Wednesday, March 25, 2015
The video above is the latest video from Truth Wins Out, and is part of a series attempting to show people what the so-called “religious freedom” bills to legalise discrimination against LGBT people could actually do. It’s an, um, interesting approach.
The ad portrays discrimination against Christians as something that could be possible under these pro-discrimination bills, a sort of "be careful what you wish for" kind of thing. Sometimes radical right religionists claim they’d be fine with that as long as they get to discriminate against LGBT people. NO one believes they’re telling the truth when they say that, not when they already take an insignificant incident and try to pretend it’s evidence of some sort of massive “oppression” of Christians.
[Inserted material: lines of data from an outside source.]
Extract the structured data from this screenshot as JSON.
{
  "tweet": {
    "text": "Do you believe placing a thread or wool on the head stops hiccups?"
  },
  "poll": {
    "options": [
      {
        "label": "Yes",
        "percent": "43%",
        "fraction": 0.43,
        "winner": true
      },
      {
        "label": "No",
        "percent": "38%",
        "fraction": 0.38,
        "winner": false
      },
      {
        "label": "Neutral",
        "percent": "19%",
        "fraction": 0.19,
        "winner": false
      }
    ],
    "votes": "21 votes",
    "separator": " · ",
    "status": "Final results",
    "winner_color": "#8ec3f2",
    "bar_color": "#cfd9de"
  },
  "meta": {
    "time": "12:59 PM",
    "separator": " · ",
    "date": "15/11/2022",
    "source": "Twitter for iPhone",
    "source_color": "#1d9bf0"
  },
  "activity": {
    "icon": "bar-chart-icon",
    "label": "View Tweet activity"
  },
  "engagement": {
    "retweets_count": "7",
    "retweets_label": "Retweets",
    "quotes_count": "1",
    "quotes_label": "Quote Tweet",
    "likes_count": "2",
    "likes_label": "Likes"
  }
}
The so-called “upside down” approach of this ad, reversing the positions of minority/majority and oppressor/oppressed, can sometimes be effective because they can help people see things they might not otherwise notice. However, in this case, I think it’s extremely problematic: It plays right into rightwing “Christian” victim fantasies, and will no doubt be spun by them as “proof” of what gay people “really” want. I think this ad could do more harm than good.
In stark contrast is their first ad, below. “Religious Freedom Cafe“ presents a realistic scenario in which a religious café owner refuses service to a customer because of his religious beliefs. The fact that he refuses service to a Black man could be too obvious, except that it’s also more likely to help heterosexuals see the discrimination more clearly than if it was against a gay person. Moreover, these “religious freedom” bills permit discrimination against everyone, as long as it’s because of their supposedly “sincerely held religious beliefs”.
The problem is, most people won’t believe that’s true: Federal law forbids discrimination based on race, creed, colour, and a number of other factors, and most states have similar laws—even the states considering the pro-discrimination “religious freedom” bills. The casual viewer would be thinking that such existing laws would overrule pro-discrimination “religious freedom” laws. Maybe they would. Experts disagree on the immediate effect, though long term anyone using such laws to justify racial discrimination would no doubt end up in litigation designed to test the constitutionality of such laws and the discrimination they legalise.
And that’s the bigger, long-term threat: The outcome of that test case would ultimately be decided by the US Supreme Court, and if a Republican wins the White House in 2016 and the party holds on to Congress, there could be a radically more extreme rightwing Court by the time a test case got to the Supreme Court, and that could ultimately result in the destruction of all anti-discrimination laws in the USA, though that prospect would gladden the hearts of the radical rightwing, for many reasons.
All of which means that it’s vital to help mainstream Americans understand how anti-American and even evil these so-called “religious freedom” license to discriminate bills really are. I personally don’t think the first ad will help very much to do that, ones more like the second one might.
Still, if any ad helps even just some mainstream Americans understand the huge threat to American civil society these bills pose, well, that’s probably helpful after all.